We need app store competition, not Apple’s 1960s-style paternalistic monopoly – TechCrunch

A pair of bills moving through Congress would force some of the largest tech companies to cede control over how people find and use mobile apps, leading to more competition and lower prices. But Big Tech companies, especially Apple, want to scare people with dire warnings that the bills would put their security in jeopardy.

Tellingly, Big Tech firms are not so loud about other things jeopardized by the bills — their app store monopolies and ability to make more money off mobile customers and app developers.
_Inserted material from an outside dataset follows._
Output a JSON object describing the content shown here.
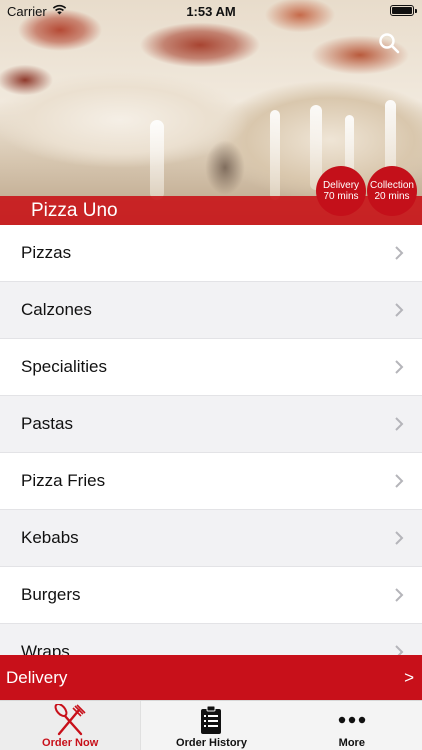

Pro-competition bills — S. 2992, the American Innovation and Choice Online Act and S. 2710, the Open App Markets Act — would open up the largest app stores, including Apple’s and Google’s, by requiring them to allow competing third-party app stores and alternate channels for in-app payments. The bills would also stop the largest app store operators from preferencing their own apps over competitors’.

iPhone users would have the freedom to install less expensive third-party apps and choose to shop at third-party app stores. While some alternative app stores might have a greater volume of malicious apps, others may take a stronger approach to security and privacy than Apple — one that isn’t limited by the drive to enhance a monopolist’s bottom line.

Alternative app stores or app-vetting services could also offer important security- and privacy-enhancing apps that Apple has banned from iOS devices.

Nothing in the bills would stop Apple and Google from vetting apps for their phones for privacy and security or prevent them from offering new protective measures. So, because they trust Apple’s vetting of apps and are happy with the apps Apple lets them download, many iPhone users will choose to stick with the App Store. For those users, nothing will change under these bills.

The choice would be theirs. But Apple doesn’t want that. It wants to decide what, and how, users can purchase mobile apps. And it’s not just because the company is concerned about users’ privacy and security, which indeed it is.

No, it’s also because…